This evening, President Trump sat down with survivors of the Parkland School Shooting, as well as victims’ families, local D.C. school administrators, and families of the Columbine and Sandy Hook shootings. Flanked by Vice President Mike Pence and Secretary of Education Betsy Devos, Trump opened the floor to discussing ways to prevent school shootings moving forward.
Predictably, the discussion seesawed between demanding tighter security in schools and proposing that teachers be armed, to overly indulgent “thank you”s directed towards President Trump. Frankly, it was a shitshow which emphasized just how open parents—grieving or otherwise—are to the idea of turning schools into a prison-like hellscape, and how desperate helpless students are to feel safe again. Unfortunately, the former sentiment reigned supreme, because it’s easier to rely on the fantasy of a rifle-toting language arts teacher gunning down a mass murderer than to propose controversial legislation.
There were two big highlights of this entire ordeal, if you dared to parse through it: The parents of Sandy Hook victims—who actually knew what they were talking about—and 18-year-old Sam Zeif, a student who was inside Stoneman Douglas High School during the Parkland shooting.
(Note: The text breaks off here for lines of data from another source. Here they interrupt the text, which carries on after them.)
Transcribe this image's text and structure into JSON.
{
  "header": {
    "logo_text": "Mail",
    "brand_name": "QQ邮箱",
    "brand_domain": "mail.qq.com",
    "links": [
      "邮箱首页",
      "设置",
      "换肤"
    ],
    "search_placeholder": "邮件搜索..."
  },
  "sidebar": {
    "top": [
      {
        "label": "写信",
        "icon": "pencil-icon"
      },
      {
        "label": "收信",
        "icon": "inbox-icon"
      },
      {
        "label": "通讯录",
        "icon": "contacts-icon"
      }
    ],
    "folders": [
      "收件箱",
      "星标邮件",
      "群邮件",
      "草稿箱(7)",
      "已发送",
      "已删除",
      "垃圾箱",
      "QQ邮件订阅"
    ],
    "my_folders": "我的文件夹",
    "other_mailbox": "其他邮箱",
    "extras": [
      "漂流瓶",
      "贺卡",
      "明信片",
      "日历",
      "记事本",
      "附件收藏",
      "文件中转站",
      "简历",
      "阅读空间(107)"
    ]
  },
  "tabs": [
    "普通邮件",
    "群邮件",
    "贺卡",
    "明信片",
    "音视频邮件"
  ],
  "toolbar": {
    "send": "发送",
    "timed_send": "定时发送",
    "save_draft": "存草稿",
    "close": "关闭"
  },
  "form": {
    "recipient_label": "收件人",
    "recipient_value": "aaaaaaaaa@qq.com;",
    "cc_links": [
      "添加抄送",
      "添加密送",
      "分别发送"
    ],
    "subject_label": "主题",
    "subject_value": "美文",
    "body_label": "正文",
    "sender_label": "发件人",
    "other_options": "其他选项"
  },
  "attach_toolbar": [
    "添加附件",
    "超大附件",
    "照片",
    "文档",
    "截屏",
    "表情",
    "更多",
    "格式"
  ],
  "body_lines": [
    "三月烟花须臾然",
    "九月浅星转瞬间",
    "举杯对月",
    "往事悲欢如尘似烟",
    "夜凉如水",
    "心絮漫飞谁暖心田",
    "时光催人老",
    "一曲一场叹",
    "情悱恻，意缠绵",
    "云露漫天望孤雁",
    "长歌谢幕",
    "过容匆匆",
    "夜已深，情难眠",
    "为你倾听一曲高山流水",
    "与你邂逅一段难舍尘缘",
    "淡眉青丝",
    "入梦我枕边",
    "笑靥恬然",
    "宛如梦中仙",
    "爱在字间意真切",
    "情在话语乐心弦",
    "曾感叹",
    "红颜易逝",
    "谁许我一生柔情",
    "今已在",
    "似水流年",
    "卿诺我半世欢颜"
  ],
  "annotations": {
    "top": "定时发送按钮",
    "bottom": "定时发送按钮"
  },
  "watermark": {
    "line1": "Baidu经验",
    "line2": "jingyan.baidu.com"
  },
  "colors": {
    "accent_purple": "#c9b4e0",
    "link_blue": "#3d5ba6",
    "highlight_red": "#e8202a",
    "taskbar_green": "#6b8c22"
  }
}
The panicked texts between him and his brother—who also survived the shooting—went viral in the immediate aftermath of the attack.
Zeif admitted he was too afraid to step foot into Stoneman Douglas High School again, and that he and his friends are scared whenever a car drives by. He suggested that America use Australia’s response to a mass shooting nearly 20 years ago as a template for America’s gun policies moving forward.
“In Australia there was a shooting at a school in 1999,” Zeif said. “You know, after that, they took a lot of ideas, they put legislation together, and they stopped it. Can anyone here guess how many shootings there have been since then in Australia? Zero. We need to do something, and that’s why we’re here.”
Though choked up, Zeif managed to sound significantly more eloquent than President Trump, who had this brilliant suggestion for stopping mass shootings:
Background checks are gonna be very strong. We need that. And after we do that, when we see this trouble, we have to nab ‘em. You know, years ago we had mental hospitals, mental institutions, we had a lot of them, and a lot of them have closed. Some people thought it was the stigma, some people thought, frankly, the legislators thought it was too expensive. Today if you catch somebody you don’t know what to do with them, he hasn’t committed the crime but he may very well. And there’s no mental institution, there’s no place to bring ‘em. And we have that a lot. Even if they caught this person—I’m being nice when I use the word person—they probably wouldn’t have known what to do, they’re not gonna put him in jail. So there’s no middle ground of having that institution where you have trained people who can handle it and do something about it and find out how sick he really is. Cause he is a sick guy. And he should have been nabbed, a number of times, frankly.
I definitely don’t see “say nabbed several times” on his empathy script: